The Army Corp of Engineers is now accepting public comment until February 20th regarding the permits for the Dakota Access Pipeline.
You may mail or hand deliver written comments to Mr. Gib Owen, Office of the Assistant Secretary of the Army for Civil Works, 108 Army Pentagon, Washington, DC 20310-0108. Advance arrangements will need to be made to hand deliver comments. Please include your name, return address, and "NOI Comments, Dakota Access Pipeline Crossing" on the first page of your written comments. Comments may also be submitted via email to Mr. Gib Owen, at firstname.lastname@example.org. If emailing comments, please use "NOI Comments, Dakota Access Pipeline Crossing" as the subject of your email.
The location of all public scoping meetings will be announced at least 15 days in advance through a notice to be published in the local North Dakota newspaper (The Bismarck Tribune) and online at https://www.army.mil/?asacw.
FOR FURTHER INFORMATION CONTACT:

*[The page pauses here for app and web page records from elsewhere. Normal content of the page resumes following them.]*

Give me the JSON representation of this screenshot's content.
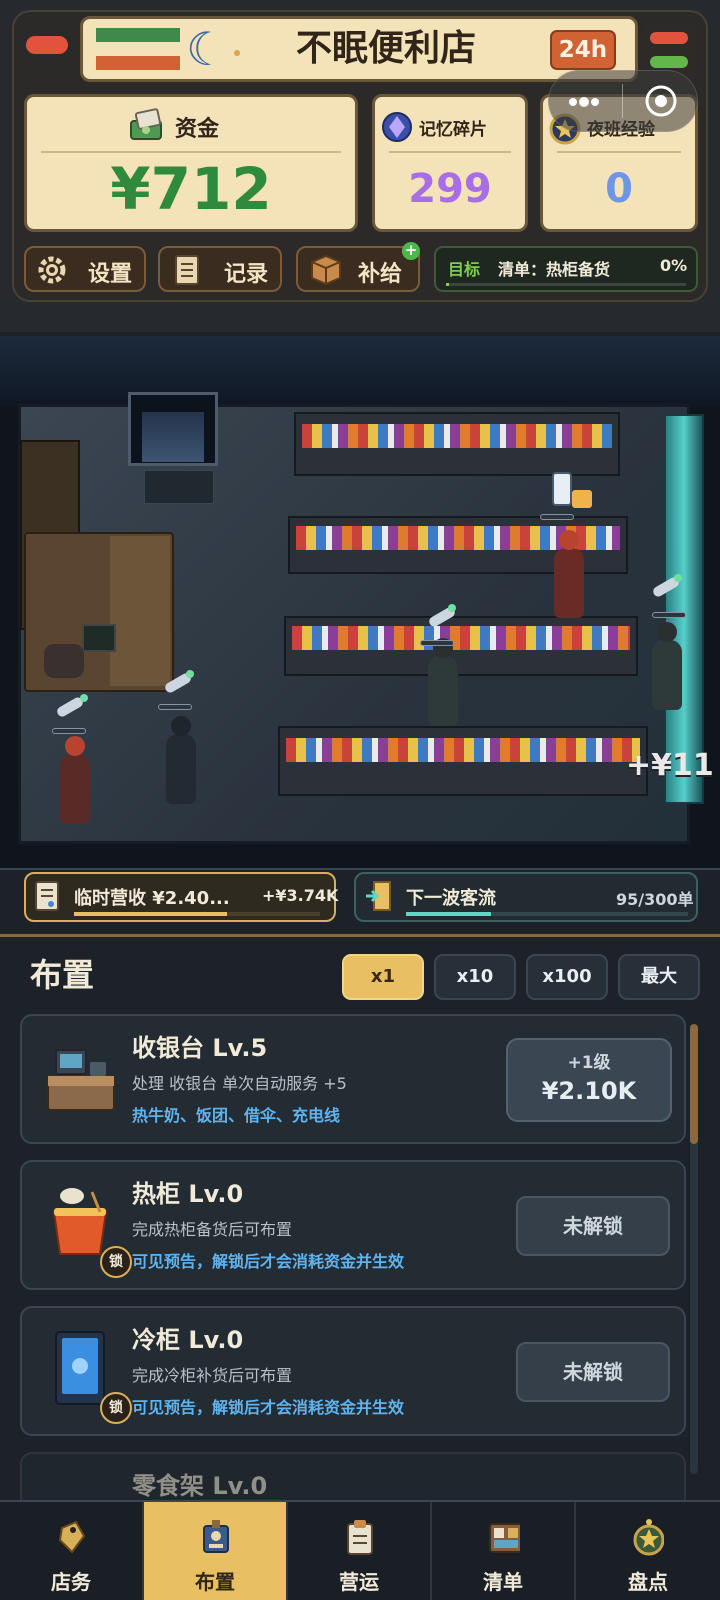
{
  "header": {
    "title": "不眠便利店",
    "hours_badge": "24h"
  },
  "stats": {
    "money": {
      "label": "资金",
      "value": "¥712"
    },
    "memory": {
      "label": "记忆碎片",
      "value": "299"
    },
    "night_exp": {
      "label": "夜班经验",
      "value": "0"
    }
  },
  "toolbar": {
    "settings": "设置",
    "records": "记录",
    "supply": "补给",
    "supply_plus": "+"
  },
  "goal": {
    "label": "目标",
    "text": "清单：热柜备货",
    "percent": "0%",
    "progress": 0
  },
  "scene": {
    "floating_income": "+¥11"
  },
  "status": {
    "revenue_text": "临时营收 ¥2.40...",
    "revenue_gain": "+¥3.74K",
    "revenue_progress": 0.62,
    "wave_text": "下一波客流",
    "wave_count": "95/300单",
    "wave_progress": 0.3
  },
  "layout_panel": {
    "title": "布置",
    "multipliers": [
      "x1",
      "x10",
      "x100",
      "最大"
    ],
    "active_multiplier": "x1",
    "lock_badge": "锁",
    "items": [
      {
        "title": "收银台  Lv.5",
        "desc": "处理 收银台  单次自动服务 +5",
        "note": "热牛奶、饭团、借伞、充电线",
        "button_top": "+1级",
        "button_price": "¥2.10K"
      },
      {
        "title": "热柜  Lv.0",
        "desc": "完成热柜备货后可布置",
        "note": "可见预告，解锁后才会消耗资金并生效",
        "button": "未解锁"
      },
      {
        "title": "冷柜  Lv.0",
        "desc": "完成冷柜补货后可布置",
        "note": "可见预告，解锁后才会消耗资金并生效",
        "button": "未解锁"
      },
      {
        "title": "零食架  Lv.0"
      }
    ]
  },
  "nav": {
    "items": [
      "店务",
      "布置",
      "营运",
      "清单",
      "盘点"
    ],
    "active": "布置"
  },
  "colors": {
    "money": "#2f8a3d",
    "memory": "#a86ee6",
    "exp": "#6d97e6",
    "accent": "#e8bf62"
  }
}
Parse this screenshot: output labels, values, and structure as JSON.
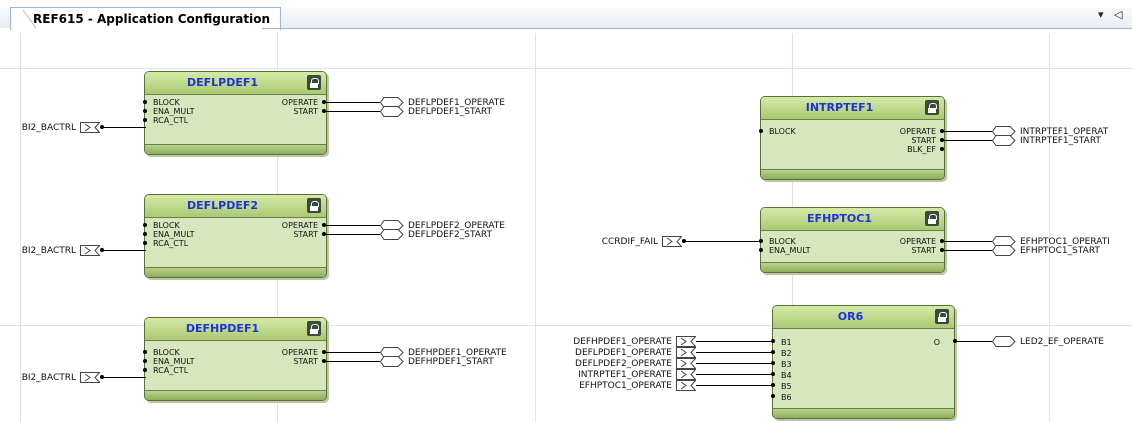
{
  "tab": {
    "title": "REF615 - Application Configuration",
    "menu_glyph": "▾",
    "nav_glyph": "◁"
  },
  "blocks": {
    "deflpdef1": {
      "title": "DEFLPDEF1",
      "inputs": [
        "BLOCK",
        "ENA_MULT",
        "RCA_CTL"
      ],
      "outputs": [
        "OPERATE",
        "START"
      ]
    },
    "deflpdef2": {
      "title": "DEFLPDEF2",
      "inputs": [
        "BLOCK",
        "ENA_MULT",
        "RCA_CTL"
      ],
      "outputs": [
        "OPERATE",
        "START"
      ]
    },
    "defhpdef1": {
      "title": "DEFHPDEF1",
      "inputs": [
        "BLOCK",
        "ENA_MULT",
        "RCA_CTL"
      ],
      "outputs": [
        "OPERATE",
        "START"
      ]
    },
    "intrptef1": {
      "title": "INTRPTEF1",
      "inputs": [
        "BLOCK"
      ],
      "outputs": [
        "OPERATE",
        "START",
        "BLK_EF"
      ]
    },
    "efhptoc1": {
      "title": "EFHPTOC1",
      "inputs": [
        "BLOCK",
        "ENA_MULT"
      ],
      "outputs": [
        "OPERATE",
        "START"
      ]
    },
    "or6": {
      "title": "OR6",
      "inputs": [
        "B1",
        "B2",
        "B3",
        "B4",
        "B5",
        "B6"
      ],
      "outputs": [
        "O"
      ]
    }
  },
  "signals": {
    "bi2_bactrl": "BI2_BACTRL",
    "ccrdif_fail": "CCRDIF_FAIL",
    "deflpdef1_operate": "DEFLPDEF1_OPERATE",
    "deflpdef1_start": "DEFLPDEF1_START",
    "deflpdef2_operate": "DEFLPDEF2_OPERATE",
    "deflpdef2_start": "DEFLPDEF2_START",
    "defhpdef1_operate": "DEFHPDEF1_OPERATE",
    "defhpdef1_start": "DEFHPDEF1_START",
    "intrptef1_operate": "INTRPTEF1_OPERAT",
    "intrptef1_start": "INTRPTEF1_START",
    "efhptoc1_operate": "EFHPTOC1_OPERATI",
    "efhptoc1_start": "EFHPTOC1_START",
    "led2_ef_operate": "LED2_EF_OPERATE",
    "or_in_1": "DEFHPDEF1_OPERATE",
    "or_in_2": "DEFLPDEF1_OPERATE",
    "or_in_3": "DEFLPDEF2_OPERATE",
    "or_in_4": "INTRPTEF1_OPERATE",
    "or_in_5": "EFHPTOC1_OPERATE"
  }
}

Mr. Gib Owen, Water Resources Policy and Legislation, Office of the Assistant Secretary of the Army for Civil Works, Washington, DC 20310-0108; telephone: (703) 695-6791; email: email@example.com.
The proposed crossing of Lake Oahe by Dakota Access, LLC is approximately 0.5 miles upstream of the northern boundary of the Standing Rock Sioux Tribe's reservation. The Tribe protests the crossing primarily because it relies on Lake Oahe for water for a variety of purposes, the Tribe's reservation boundaries encompass portions of Lake Oahe downstream from the proposed crossing, and the Tribe retains water, treaty fishing, and hunting rights in the Lake.
The proposed crossing of Corps property requires the granting of a right-of-way (easement) under the Mineral Leasing Act (MLA), 30 U.S.C. 185. To date, the Army has not made a final decision on whether to grant the easement pursuant to the MLA. The Army intends to prepare an EIS to consider any potential impacts to the human environment that the grant of an easement may cause.
Specifically, input is desired on the following three scoping concerns:
(1) Alternative locations for the pipeline crossing the Missouri River;
(2) Potential risks and impacts of an oil spill, and potential impacts to Lake Oahe, the Standing Rock Sioux Tribe's water intakes, and the Tribe's water, treaty fishing, and hunting rights; and
(3) Information on the extent and location of the Tribe's treaty rights in Lake Oahe.
Those wishing to submit comments opposing the pipeline can do so directly at the email address listed above, or use web pages setup to do so by the following groups:
Likewise, if you support the pipeline you can comment as well and respond to the questions asked via email or letter to the addresses listed above.
(Score: 3, Informative) by RedGreen on Thursday February 02 2017, @11:08PM
"I have the understanding that this means it's chunks of asphalt bitumen with some sulphur and sandy rock (I could be wrong)."
And indeed you are on pretty much the entire post. The oil sands are processed all that junk is removed so when it is put into pipeline it does have chance of flowing once diluted. Oh it is the keystone XL pipeline they want to build to move that stuff to the gulf states not this one here it is for a different formation mainly the shale fracking done in the mid-west I think it is/will be used for. Do believe it is Chicago area it ends up at as well.
"I modded down, down, down, and the flames went higher." -- Sven Olsen
(Score: 3, Insightful) by Scruffy Beard 2 on Friday February 03 2017, @01:57AM
As Elizabeth May likes to point out, once you treat it to flow through a pipe, it is almost impossible to clean up.
Oil sand? You can clean that up with a shovel.
(Score: 2) by fritsd on Friday February 03 2017, @11:53AM
Why are the oil sands processed?
Why not transport them safely to the refinery and then process them in that neighbourhood? (less risky)
(Score: 2) by Geezer on Friday February 03 2017, @02:57PM
Because it's cheaper than paying to transport the additional bulk of the soon-to-be waste material from the refining process?